Student voices. They sometimes speak up in some classrooms, speak out about certain incidents, and shout loudly at most athletic events. But do they influence university decision making? Administrators usually hear the voices of two types of students: leaders and strugglers. Administrators need to listen to both of these groups. But a broader set of voices need to guide decision making.

Institutional data provide a mechanism for student voices to be heard. For example, data can show which majors are “found” by students who change majors after admission. But institutional data are an imperfect instrument. They answer “what” questions, but they cannot, for example, tell us “why” students are drawn to those “found” majors.

Surveys can provide access to student voices. But when universities seek student feedback, too often they operate from an institutional agenda without considering what is really important to students. For example, students are regularly asked to complete end of course surveys. The data they provide are useful for everything from personnel evaluations to curriculum revisions. But they seldom reveal what students value most about their educational experiences.

Focused interviews and specialized surveys can offer a powerful way to capture student voices. Two quick examples. First, in a recent specialized survey, students were asked to indicate why they chose to study at a particular university. Their answers were open ended and often fairly detailed. By using “word cloud” tools, TorchStar was able to determine that students made their college choices based on three primary factors: proximity to home, cost, and a cluster of factors related to the particular experience offered by that institution. While some students mentioned specific fields of study, most students were more interested in overall academic opportunities in areas such as undergraduate research.

Second, in a recent focus group with students studying in one of the smaller humanities disciplines, several key insights were gleaned about how to recruit more majors. First, high-school teachers in related disciplines were key allies. Second, students revealed that they often needed help in negotiating parental pressure to pursue STEM and/or professional majors.

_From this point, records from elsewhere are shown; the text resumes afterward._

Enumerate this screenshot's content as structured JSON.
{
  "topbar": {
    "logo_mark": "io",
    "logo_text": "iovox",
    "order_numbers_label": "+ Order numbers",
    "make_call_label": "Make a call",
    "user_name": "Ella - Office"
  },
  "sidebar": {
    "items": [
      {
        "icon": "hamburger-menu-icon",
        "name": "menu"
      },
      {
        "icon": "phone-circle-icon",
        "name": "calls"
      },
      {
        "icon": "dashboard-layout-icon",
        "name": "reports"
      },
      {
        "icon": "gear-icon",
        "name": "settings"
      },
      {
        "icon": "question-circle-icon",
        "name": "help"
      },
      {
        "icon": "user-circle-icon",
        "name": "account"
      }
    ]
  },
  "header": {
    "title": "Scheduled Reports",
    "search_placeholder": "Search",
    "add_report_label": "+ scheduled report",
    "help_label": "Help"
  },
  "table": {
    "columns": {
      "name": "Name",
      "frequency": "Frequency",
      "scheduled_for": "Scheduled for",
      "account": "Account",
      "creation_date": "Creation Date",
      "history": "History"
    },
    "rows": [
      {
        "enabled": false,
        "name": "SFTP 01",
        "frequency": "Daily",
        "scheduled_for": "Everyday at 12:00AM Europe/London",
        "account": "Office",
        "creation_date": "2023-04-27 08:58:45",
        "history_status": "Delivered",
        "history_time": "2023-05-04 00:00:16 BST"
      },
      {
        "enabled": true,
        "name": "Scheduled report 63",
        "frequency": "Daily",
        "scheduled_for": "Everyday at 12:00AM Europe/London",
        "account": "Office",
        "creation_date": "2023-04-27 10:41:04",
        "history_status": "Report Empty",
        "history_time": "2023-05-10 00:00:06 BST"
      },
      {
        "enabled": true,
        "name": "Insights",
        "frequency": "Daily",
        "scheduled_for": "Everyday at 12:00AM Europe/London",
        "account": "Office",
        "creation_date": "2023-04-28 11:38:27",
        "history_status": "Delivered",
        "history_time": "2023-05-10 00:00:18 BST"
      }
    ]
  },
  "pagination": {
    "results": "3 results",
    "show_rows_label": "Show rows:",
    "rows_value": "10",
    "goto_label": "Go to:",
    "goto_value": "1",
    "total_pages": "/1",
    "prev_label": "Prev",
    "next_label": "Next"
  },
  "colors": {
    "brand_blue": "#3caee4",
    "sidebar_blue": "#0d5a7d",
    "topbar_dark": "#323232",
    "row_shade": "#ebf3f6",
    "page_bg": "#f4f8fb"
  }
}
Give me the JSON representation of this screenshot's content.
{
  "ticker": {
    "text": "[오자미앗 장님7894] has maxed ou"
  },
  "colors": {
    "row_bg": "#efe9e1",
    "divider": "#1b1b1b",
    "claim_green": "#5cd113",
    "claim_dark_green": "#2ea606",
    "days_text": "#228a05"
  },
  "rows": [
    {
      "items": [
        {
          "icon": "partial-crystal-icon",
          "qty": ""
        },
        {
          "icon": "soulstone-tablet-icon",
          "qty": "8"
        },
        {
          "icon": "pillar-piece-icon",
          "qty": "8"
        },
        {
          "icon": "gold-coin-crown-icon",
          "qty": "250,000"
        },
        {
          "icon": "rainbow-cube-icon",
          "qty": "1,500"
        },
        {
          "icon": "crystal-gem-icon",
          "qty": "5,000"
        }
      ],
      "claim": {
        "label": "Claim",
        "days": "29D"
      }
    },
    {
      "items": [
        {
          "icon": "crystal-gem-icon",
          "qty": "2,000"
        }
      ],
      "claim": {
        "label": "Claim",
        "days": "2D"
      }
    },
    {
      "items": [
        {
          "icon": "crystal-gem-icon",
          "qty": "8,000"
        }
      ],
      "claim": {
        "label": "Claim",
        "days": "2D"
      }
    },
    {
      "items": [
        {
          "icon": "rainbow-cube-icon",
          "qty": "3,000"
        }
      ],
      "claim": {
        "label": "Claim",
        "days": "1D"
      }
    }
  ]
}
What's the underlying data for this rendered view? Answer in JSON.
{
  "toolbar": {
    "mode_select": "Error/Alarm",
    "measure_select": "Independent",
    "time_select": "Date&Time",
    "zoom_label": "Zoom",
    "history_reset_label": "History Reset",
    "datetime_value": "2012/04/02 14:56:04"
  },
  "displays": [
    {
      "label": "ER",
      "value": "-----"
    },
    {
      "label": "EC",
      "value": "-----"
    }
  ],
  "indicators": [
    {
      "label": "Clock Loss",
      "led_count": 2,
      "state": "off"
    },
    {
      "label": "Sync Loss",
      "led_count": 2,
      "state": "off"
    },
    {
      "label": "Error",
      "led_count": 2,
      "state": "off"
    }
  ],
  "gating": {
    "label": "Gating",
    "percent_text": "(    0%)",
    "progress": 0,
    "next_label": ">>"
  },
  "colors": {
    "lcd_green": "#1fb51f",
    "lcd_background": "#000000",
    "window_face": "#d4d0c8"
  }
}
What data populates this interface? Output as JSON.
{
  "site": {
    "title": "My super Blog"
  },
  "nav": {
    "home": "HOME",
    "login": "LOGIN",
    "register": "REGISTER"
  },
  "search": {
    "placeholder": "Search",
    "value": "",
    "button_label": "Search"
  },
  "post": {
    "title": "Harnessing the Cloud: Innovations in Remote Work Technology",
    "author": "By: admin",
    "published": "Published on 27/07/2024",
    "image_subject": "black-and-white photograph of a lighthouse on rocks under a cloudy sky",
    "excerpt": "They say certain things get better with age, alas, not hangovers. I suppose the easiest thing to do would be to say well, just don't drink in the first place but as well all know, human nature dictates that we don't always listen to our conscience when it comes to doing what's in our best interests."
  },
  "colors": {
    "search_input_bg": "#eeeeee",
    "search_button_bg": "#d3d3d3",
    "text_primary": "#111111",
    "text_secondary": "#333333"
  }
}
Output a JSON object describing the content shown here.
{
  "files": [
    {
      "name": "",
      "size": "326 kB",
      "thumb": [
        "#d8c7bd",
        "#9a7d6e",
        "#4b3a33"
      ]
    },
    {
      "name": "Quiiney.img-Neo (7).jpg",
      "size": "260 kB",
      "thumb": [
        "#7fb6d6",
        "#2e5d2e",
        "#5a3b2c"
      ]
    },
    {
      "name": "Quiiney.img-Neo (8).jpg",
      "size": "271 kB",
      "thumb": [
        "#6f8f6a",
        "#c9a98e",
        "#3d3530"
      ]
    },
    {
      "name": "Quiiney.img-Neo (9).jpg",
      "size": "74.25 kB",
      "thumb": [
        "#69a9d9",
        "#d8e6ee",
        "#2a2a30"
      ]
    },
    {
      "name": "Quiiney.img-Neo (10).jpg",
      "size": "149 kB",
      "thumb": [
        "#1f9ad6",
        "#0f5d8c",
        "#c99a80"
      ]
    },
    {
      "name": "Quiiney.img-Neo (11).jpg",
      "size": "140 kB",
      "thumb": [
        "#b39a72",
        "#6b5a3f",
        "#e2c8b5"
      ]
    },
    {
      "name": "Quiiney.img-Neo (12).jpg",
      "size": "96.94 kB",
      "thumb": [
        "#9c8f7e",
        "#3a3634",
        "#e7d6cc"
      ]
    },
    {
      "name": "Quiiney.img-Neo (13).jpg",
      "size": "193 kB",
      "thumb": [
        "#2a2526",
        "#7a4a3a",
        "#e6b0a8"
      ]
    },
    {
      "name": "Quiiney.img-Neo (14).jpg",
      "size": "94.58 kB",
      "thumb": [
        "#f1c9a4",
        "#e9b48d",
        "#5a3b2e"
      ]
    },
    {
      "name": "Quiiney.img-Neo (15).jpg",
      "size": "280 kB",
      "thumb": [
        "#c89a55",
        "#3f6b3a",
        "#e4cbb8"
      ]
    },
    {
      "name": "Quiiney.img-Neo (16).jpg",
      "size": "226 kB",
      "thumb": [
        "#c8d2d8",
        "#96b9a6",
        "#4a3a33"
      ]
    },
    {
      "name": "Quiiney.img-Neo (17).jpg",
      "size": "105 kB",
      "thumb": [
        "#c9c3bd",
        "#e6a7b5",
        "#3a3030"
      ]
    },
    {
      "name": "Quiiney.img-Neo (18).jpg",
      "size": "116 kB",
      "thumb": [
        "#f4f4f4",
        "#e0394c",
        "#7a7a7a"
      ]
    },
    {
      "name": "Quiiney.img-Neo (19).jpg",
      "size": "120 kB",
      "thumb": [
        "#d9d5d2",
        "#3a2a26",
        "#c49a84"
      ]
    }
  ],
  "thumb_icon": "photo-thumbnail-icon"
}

Administrators need to hear student voices. Interacting with leaders and strugglers is not enough. Reviewing institutional data and standard survey responses can answer some “what” questions. But to get answers to the “why” questions, more focused tools are needed that can help administrators fine tune their strategies and tactics. Contact TorchStar today to explore ways to creatively incorporate student voices into your institution’s decision making.